South Africa’s Kagiso Rabada celebrates the wicket of Australia’s Steve Smith during the second Test. Image Credit: Reuters

Cape Town: Australia respect the decision to allow Kagiso Rabada to feature in the rest of the Test series and the South African fast bowler’s participation is “exciting”, Australia spinner Nathan Lyon said on Tuesday.

Rabada successfully appealed against an International Cricket Council sanction for brushing the shoulder of Australia captain Steve Smith in the second Test, getting his punishment reduced from three demerit points to one.

That means he remains under the threshold of eight in the last 24 months, freeing him to play in the remaining two matches of the acrimonious series, which is poised at 1-1, starting in Cape Town on Thursday.

“It’s exciting, as Australian cricketers we always want to play against best and he is the No. 1 bowler in the world, so it will be a challenge for all of us that have to bat,” Lyon told reporters.

“The ICC has made their decision and we respect it, that’s their job. It’s not for me to sit here and say whether it is right or wrong. We have two massive Test matches to come and we will have to play at our best to beat South Africa.”

Lyon said the Australians were only at 40 per cent in their six-wicket loss to South Africa in Port Elizabeth, which followed a comprehensive 118-run win for the touring side in Durban.

“We sat down and had a good debrief. If I am honest I thought we played at about 40 per cent in PE. Another 100 runs and it would have been a helluva Test match,” Lyon said.

“We will have a team meeting tonight to sit and discuss where we can better. The pitch is interesting, it looks a pretty good wicket. It’s a helluva series with two top teams going at it.”

Lyon had an excellent 2017 during which he took 63 wickets at an average of 23.55, but in this series each of his six dismissals have cost him close to 40 runs despite favourable conditions.
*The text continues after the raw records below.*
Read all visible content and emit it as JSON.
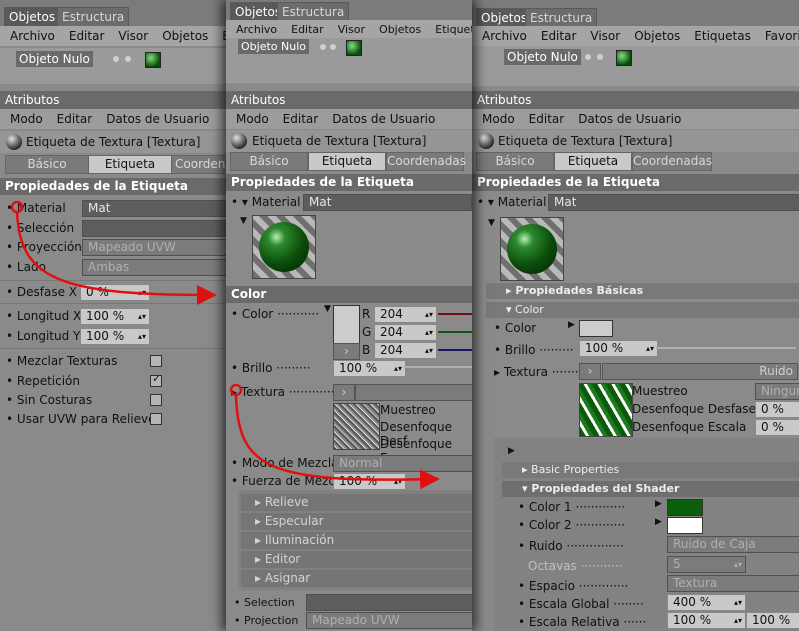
{
  "common": {
    "tab_objects": "Objetos",
    "tab_structure": "Estructura",
    "menu_file": "Archivo",
    "menu_edit": "Editar",
    "menu_view": "Visor",
    "menu_objects": "Objetos",
    "menu_tags": "Etiquetas",
    "menu_favorites": "Favoritos",
    "object_name": "Objeto Nulo",
    "attributes": "Atributos",
    "sub_mode": "Modo",
    "sub_edit": "Editar",
    "sub_userdata": "Datos de Usuario",
    "tag_title": "Etiqueta de Textura [Textura]",
    "seg_basic": "Básico",
    "seg_tag": "Etiqueta",
    "seg_coords": "Coordenadas",
    "seg_coords_cut": "Coordena",
    "tag_props": "Propiedades de la Etiqueta",
    "material_label": "Material",
    "material_value": "Mat"
  },
  "panel1": {
    "menu_edit_cut": "E",
    "selection_label": "Selección",
    "projection_label": "Proyección",
    "projection_value": "Mapeado UVW",
    "side_label": "Lado",
    "side_value": "Ambas",
    "offset_x_label": "Desfase X",
    "offset_x_value": "0 %",
    "length_x_label": "Longitud X",
    "length_x_value": "100 %",
    "length_y_label": "Longitud Y",
    "length_y_value": "100 %",
    "mix_label": "Mezclar Texturas",
    "repeat_label": "Repetición",
    "seamless_label": "Sin Costuras",
    "uvw_label": "Usar UVW para Relieve"
  },
  "panel2": {
    "color_section": "Color",
    "color_label": "Color",
    "r_label": "R",
    "r_value": "204",
    "g_label": "G",
    "g_value": "204",
    "b_label": "B",
    "b_value": "204",
    "brightness_label": "Brillo",
    "brightness_value": "100 %",
    "texture_label": "Textura",
    "texture_button_cut": "R",
    "sampling": "Muestreo",
    "blur_offset": "Desenfoque Desf",
    "blur_scale": "Desenfoque Esca",
    "blend_mode_label": "Modo de Mezcla",
    "blend_mode_value": "Normal",
    "blend_strength_label": "Fuerza de Mezcla",
    "blend_strength_value": "100 %",
    "channels": [
      "Relieve",
      "Especular",
      "Iluminación",
      "Editor",
      "Asignar"
    ],
    "selection_label": "Selection",
    "projection_label": "Projection",
    "projection_value": "Mapeado UVW"
  },
  "panel3": {
    "basic_props": "Propiedades Básicas",
    "color_section": "Color",
    "color_label": "Color",
    "brightness_label": "Brillo",
    "brightness_value": "100 %",
    "texture_label": "Textura",
    "texture_button": "Ruido",
    "sampling": "Muestreo",
    "sampling_value": "Ningun",
    "blur_offset": "Desenfoque Desfase",
    "blur_offset_value": "0 %",
    "blur_scale": "Desenfoque Escala",
    "blur_scale_value": "0 %",
    "basic_properties": "Basic Properties",
    "shader_props": "Propiedades del Shader",
    "color1_label": "Color 1",
    "color2_label": "Color 2",
    "noise_label": "Ruido",
    "noise_value": "Ruido de Caja",
    "octaves_label": "Octavas",
    "octaves_value": "5",
    "space_label": "Espacio",
    "space_value": "Textura",
    "global_scale_label": "Escala Global",
    "global_scale_value": "400 %",
    "relative_scale_label": "Escala Relativa",
    "relative_scale_value_1": "100 %",
    "relative_scale_value_2": "100 %"
  },
  "colors": {
    "arrow_red": "#e01010",
    "color1_green": "#0b5e0b",
    "color2_white": "#ffffff",
    "swatch_grey": "#cccccc"
  }
}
“I think I have played my role [in the series], but credit to South Africa, they have played me well on spinning wickets. I am just trying to hold up an end up and challenge these guys’ defences,” Lyon said.

All-rounder Mitchell Marsh (groin) and seamer Mitchell Starc (calf) came through training on Tuesday after overcoming niggles and are available for selection.

Rabada and Cricket South Africa appealed that finding on the basis that he didn’t deliberately bump into Smith. The appeal was upheld after an independent judicial hearing in Cape Town on Monday.

“The key issue is whether Mr. Rabada made ‘inappropriate and deliberate physical contact’ with Mr. Smith,” said judicial officer Mike Heron, who heard the appeal. “I am not ‘comfortably satisfied’ that Mr. Rabada intended to make contact and I therefore find him not guilty.”

Heron released his ruling on Tuesday.

For the Smith incident, Rabada was found guilty on a lesser charge but the punishment did not constitute a ban. He had already pleaded guilty to a second charge in Port Elizabeth, of shouting in Australia batsman David Warner’s face when he got him out. That also didn’t constitute enough demerit points for a ban.

While celebrating Smith’s wicket in the second Test, Rabada went down the pitch toward his teammates, bumping shoulders with Smith on the way. The contact was light, but the ICC recently brought in rules to stop any kind of physical contact between bowlers and batsmen in an effort to remove flashpoints in games.

“I consider the conduct was inappropriate, lacked respect for his fellow player and involved non-deliberate and minor contact,” Heron said in a statement Tuesday.